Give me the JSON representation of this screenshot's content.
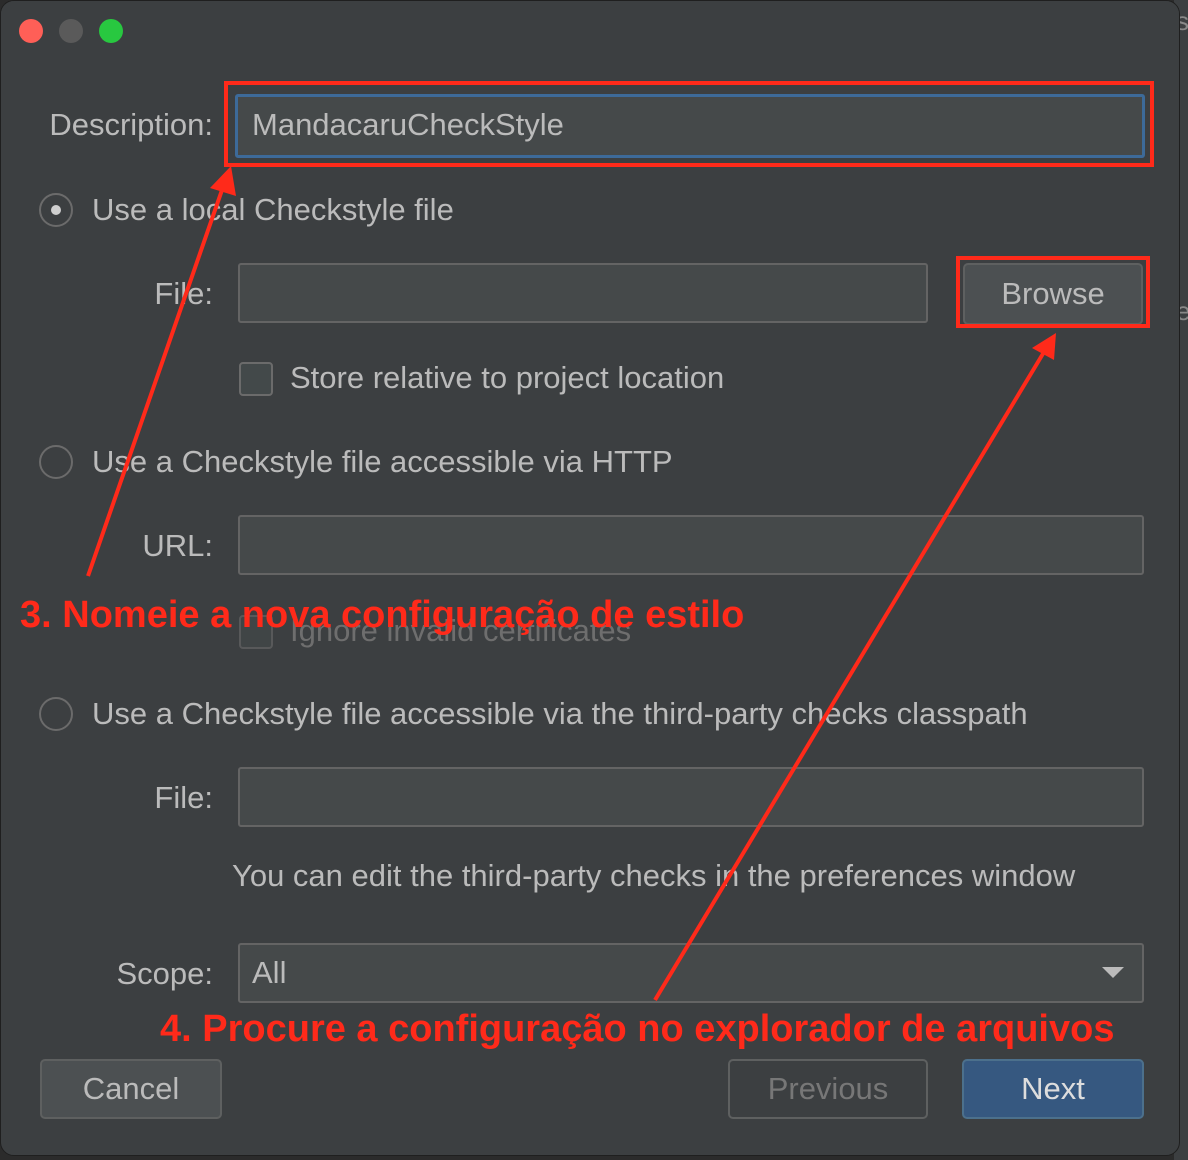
{
  "dialog": {
    "description_label": "Description:",
    "description_value": "MandacaruCheckStyle",
    "local_option_label": "Use a local Checkstyle file",
    "file_label": "File:",
    "local_file_value": "",
    "browse_label": "Browse",
    "store_relative_label": "Store relative to project location",
    "http_option_label": "Use a Checkstyle file accessible via HTTP",
    "url_label": "URL:",
    "url_value": "",
    "ignore_certificates_label": "Ignore invalid certificates",
    "classpath_option_label": "Use a Checkstyle file accessible via the third-party checks classpath",
    "classpath_file_label": "File:",
    "classpath_file_value": "",
    "third_party_hint": "You can edit the third-party checks in the preferences window",
    "scope_label": "Scope:",
    "scope_value": "All"
  },
  "buttons": {
    "cancel": "Cancel",
    "previous": "Previous",
    "next": "Next"
  },
  "annotations": {
    "step3": "3. Nomeie a nova configuração de estilo",
    "step4": "4. Procure a configuração no explorador de arquivos",
    "color": "#ff2a1a"
  },
  "backdrop_glyphs": [
    "s",
    "i",
    "e"
  ],
  "colors": {
    "window_bg": "#3c3f41",
    "primary_button": "#365880",
    "focus_border": "#3d6a99"
  }
}
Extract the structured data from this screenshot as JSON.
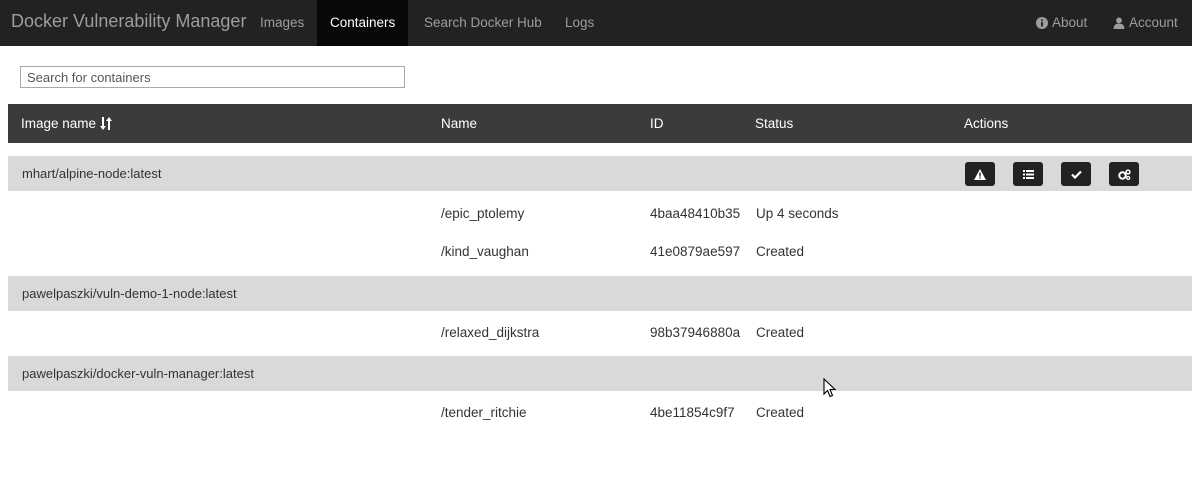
{
  "navbar": {
    "brand": "Docker Vulnerability Manager",
    "links": [
      {
        "label": "Images",
        "active": false
      },
      {
        "label": "Containers",
        "active": true
      },
      {
        "label": "Search Docker Hub",
        "active": false
      },
      {
        "label": "Logs",
        "active": false
      }
    ],
    "right_links": [
      {
        "label": "About",
        "icon": "info-circle-icon"
      },
      {
        "label": "Account",
        "icon": "user-icon"
      }
    ]
  },
  "search": {
    "placeholder": "Search for containers",
    "value": ""
  },
  "table": {
    "headers": {
      "image_name": "Image name",
      "name": "Name",
      "id": "ID",
      "status": "Status",
      "actions": "Actions"
    },
    "sort_icon": "sort-icon",
    "action_icons": [
      "warning-icon",
      "list-icon",
      "check-icon",
      "cogs-icon"
    ],
    "groups": [
      {
        "image": "mhart/alpine-node:latest",
        "containers": [
          {
            "name": "/epic_ptolemy",
            "id": "4baa48410b35",
            "status": "Up 4 seconds"
          },
          {
            "name": "/kind_vaughan",
            "id": "41e0879ae597",
            "status": "Created"
          }
        ]
      },
      {
        "image": "pawelpaszki/vuln-demo-1-node:latest",
        "containers": [
          {
            "name": "/relaxed_dijkstra",
            "id": "98b37946880a",
            "status": "Created"
          }
        ]
      },
      {
        "image": "pawelpaszki/docker-vuln-manager:latest",
        "containers": [
          {
            "name": "/tender_ritchie",
            "id": "4be11854c9f7",
            "status": "Created"
          }
        ]
      }
    ]
  },
  "colors": {
    "navbar_bg": "#222222",
    "navbar_active_bg": "#080808",
    "table_header_bg": "#3b3b3b",
    "group_row_bg": "#d9d9d9",
    "button_bg": "#222222"
  }
}
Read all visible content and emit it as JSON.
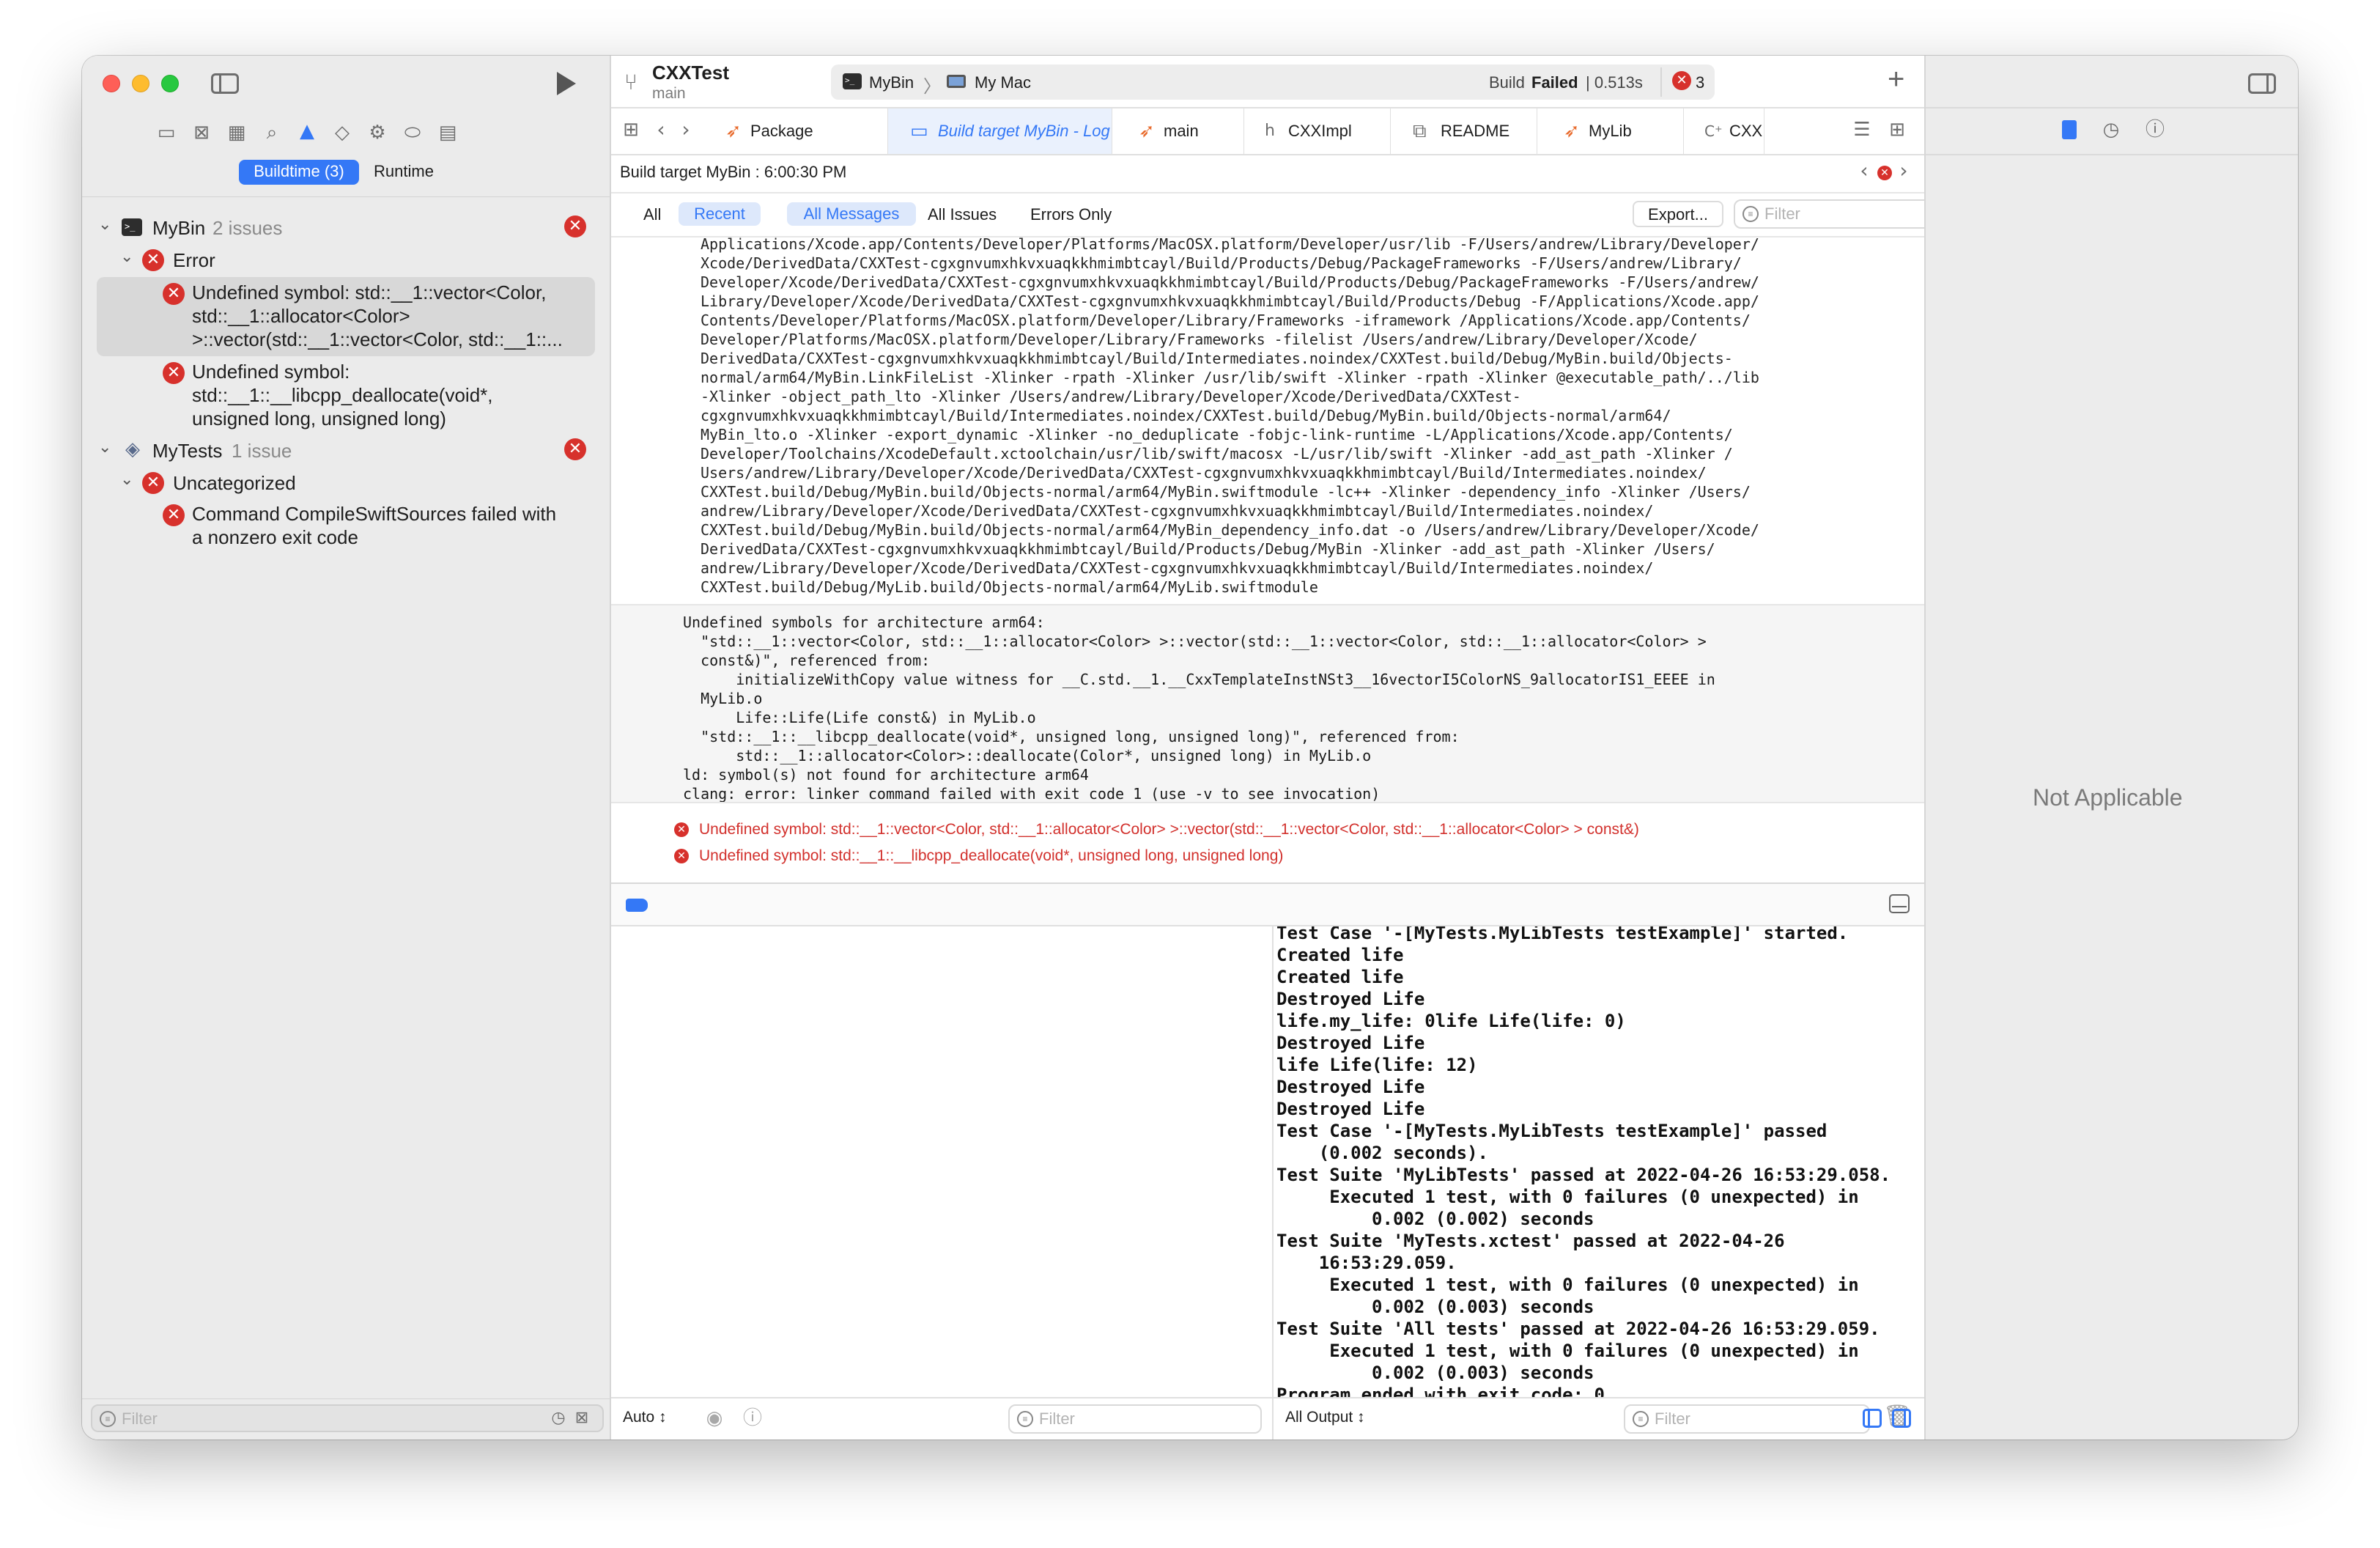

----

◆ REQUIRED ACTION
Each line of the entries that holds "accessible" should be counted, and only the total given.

◆ OUTPUT FOR THIS EXERCISE
2